Matthew Stevens sourcing trip – written by apprentice Jenni Burton
My name is Jenni, I have recently been accepted on to the programme, I’ve been working in the kitchen for about three weeks now and it’s really great! All the activities outside of the kitchen work are proving to be exceptionally informative as well as greatly enjoyable! This month we visited the Newlyn Fish Market and Matthew Steven’s Fish Merchants here is my blog:
It was an early start, we were at the Market by 6:30am and greeted by Matthew Stevens, who was kind enough to show us around the market and the auctions that take place there. We had to rush into the market as the auctions can take place very quickly. We walked into the big warehouse where the fish are delivered straight off the boats to be sorted and graded by species and weight. The fish are packed into bright red containers on top of ice to ensure they are kept as fresh as possible and placed on the floor in groups.
There were plenty of people bustling about in the cold room. Some were huddled around the boxed produce and others were sorting them as the fish were being bought, ready to be properly stored for transporting to their new location. An auctioneer stands at the head of the gathering and takes bids. It was exciting to see all the business men shouting their prices out in a battle to win their desired item. The buyers that frequent the market are often local suppliers that have orders they must fulfil to sell to any establishments they are associate with.
After the auction we had time to walk around the harbour. It was very calm and quiet at Newlyn and the harbour looked peaceful in the early morning. We could see many boats were stationed, some being prepared for their next fishing trip and the rest gently swaying in the water after what may have been a long journey out.
Mr Steven’s explained to us about the different types of fishing boats that could be found at the harbour. Commercial fishing is extremely expensive; from the money it costs to buy the boats to the equipment that is needed in order to perform their jobs as effectively as possible.

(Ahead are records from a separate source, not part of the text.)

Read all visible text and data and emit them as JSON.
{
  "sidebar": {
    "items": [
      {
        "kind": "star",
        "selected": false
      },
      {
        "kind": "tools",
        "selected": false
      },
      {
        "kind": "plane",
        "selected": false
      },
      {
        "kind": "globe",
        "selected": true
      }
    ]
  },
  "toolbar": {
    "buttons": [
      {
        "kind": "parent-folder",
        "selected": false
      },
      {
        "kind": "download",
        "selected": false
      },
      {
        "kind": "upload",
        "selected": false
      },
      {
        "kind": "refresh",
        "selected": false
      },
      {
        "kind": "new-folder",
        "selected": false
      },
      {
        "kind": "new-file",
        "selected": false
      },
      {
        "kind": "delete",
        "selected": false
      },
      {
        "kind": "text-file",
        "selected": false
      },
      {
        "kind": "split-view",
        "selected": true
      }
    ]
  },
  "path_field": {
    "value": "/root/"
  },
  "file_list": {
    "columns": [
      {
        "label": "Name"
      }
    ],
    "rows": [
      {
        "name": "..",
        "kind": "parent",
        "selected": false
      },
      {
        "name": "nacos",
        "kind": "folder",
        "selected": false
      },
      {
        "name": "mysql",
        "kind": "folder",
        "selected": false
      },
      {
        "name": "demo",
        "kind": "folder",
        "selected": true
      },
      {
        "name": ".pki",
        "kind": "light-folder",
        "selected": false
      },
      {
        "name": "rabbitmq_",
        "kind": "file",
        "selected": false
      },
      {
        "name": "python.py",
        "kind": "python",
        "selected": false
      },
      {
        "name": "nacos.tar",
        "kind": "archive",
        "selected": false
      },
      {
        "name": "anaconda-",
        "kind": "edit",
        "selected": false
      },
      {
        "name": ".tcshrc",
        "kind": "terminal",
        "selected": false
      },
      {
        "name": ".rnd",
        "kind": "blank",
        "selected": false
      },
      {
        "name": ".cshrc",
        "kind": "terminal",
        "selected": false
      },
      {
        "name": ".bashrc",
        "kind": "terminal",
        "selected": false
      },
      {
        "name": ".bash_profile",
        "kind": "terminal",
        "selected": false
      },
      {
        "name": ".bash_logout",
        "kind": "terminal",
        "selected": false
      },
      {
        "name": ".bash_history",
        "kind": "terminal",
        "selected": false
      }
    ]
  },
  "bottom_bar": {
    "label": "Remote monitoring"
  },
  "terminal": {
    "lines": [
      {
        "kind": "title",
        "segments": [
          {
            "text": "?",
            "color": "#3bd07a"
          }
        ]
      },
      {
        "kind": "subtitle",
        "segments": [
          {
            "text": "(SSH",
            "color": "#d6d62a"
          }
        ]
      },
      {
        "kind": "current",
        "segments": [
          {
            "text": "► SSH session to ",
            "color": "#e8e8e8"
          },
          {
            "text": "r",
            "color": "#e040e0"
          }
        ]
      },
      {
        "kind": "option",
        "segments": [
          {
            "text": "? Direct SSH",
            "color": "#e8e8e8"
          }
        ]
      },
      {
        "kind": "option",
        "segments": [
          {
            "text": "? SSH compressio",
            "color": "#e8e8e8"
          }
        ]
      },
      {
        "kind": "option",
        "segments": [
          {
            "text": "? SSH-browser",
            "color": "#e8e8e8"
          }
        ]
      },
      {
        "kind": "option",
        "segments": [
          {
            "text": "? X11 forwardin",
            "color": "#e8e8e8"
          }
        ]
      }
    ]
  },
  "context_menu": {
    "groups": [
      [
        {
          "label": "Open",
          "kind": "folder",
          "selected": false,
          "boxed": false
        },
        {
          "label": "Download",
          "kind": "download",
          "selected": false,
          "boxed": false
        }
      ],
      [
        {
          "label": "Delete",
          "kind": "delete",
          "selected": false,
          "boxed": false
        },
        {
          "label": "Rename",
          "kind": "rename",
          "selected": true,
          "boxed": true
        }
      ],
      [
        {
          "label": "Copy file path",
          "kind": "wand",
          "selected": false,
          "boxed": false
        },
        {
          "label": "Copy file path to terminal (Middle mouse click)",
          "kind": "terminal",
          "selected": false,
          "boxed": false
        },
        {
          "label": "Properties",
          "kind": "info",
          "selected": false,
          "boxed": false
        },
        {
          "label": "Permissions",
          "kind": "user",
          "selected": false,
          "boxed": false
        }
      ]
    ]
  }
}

Generally crab traps are sold at £60 each, the ring nets that the day boats require cost £30,000 and to fully refurbish a boat it can cost around £700,000! Along with all the cost of workers and the price of diesel it is crucial for fishermen to ensure they produce a fruitful career. Limitations have been set to the amount of fish they may catch. These limitations are known as quotas and are set up by the EU which is generally granted to commercially profiting fishermen. The quotas have been set up in order to preserve the reducing sea life. Mr Stevens expressed, with great passion, the need for the regulations that have been set in place. He understands completely that without the precautions (that are being enforced within the fishing industry) there soon would be no fish for the trade that his family have been a part of for generations. He ensures quality fish with as little harm to the environment as possible by only purchasing legitimate produce.
After we explored the harbour Mr Stevens generously offered to take us for a bite to eat, which gave us time to reflect on all that we had learnt there. We had a lovely breakfast at The Fisherman’s Mission, thank you so much! All fuelled up on breakfast we were ready to head out to Mr Steven’s factory.
Upon arriving we were asked into an office to fill in health and hygiene documents and received white coats, hats and bag shoes to adhere to the strict rules that are set in place within the factory. The factory is sectioned into three main departments; fish, shellfish and crustaceans. The fish are sorted and prepared to the buyer’s specification. The sale items are prepared, packaged and delivered to the clients from the factory.
The employees show amazing knife skills, even when working with the much larger fish. We witnessed a gigantic cod being filleted; the workman took a mere four strokes of his knife to remove the flesh!
Mr Stevens has been one of the restaurant’s seafood suppliers for years. He is one of the Foundation’s biggest supporters, offering students a chance to get a personal view of how the factory operates.
The day was awesome and I’m grateful to Karl, Matt and Matthew for taking us out for such an enriching experience- thank you!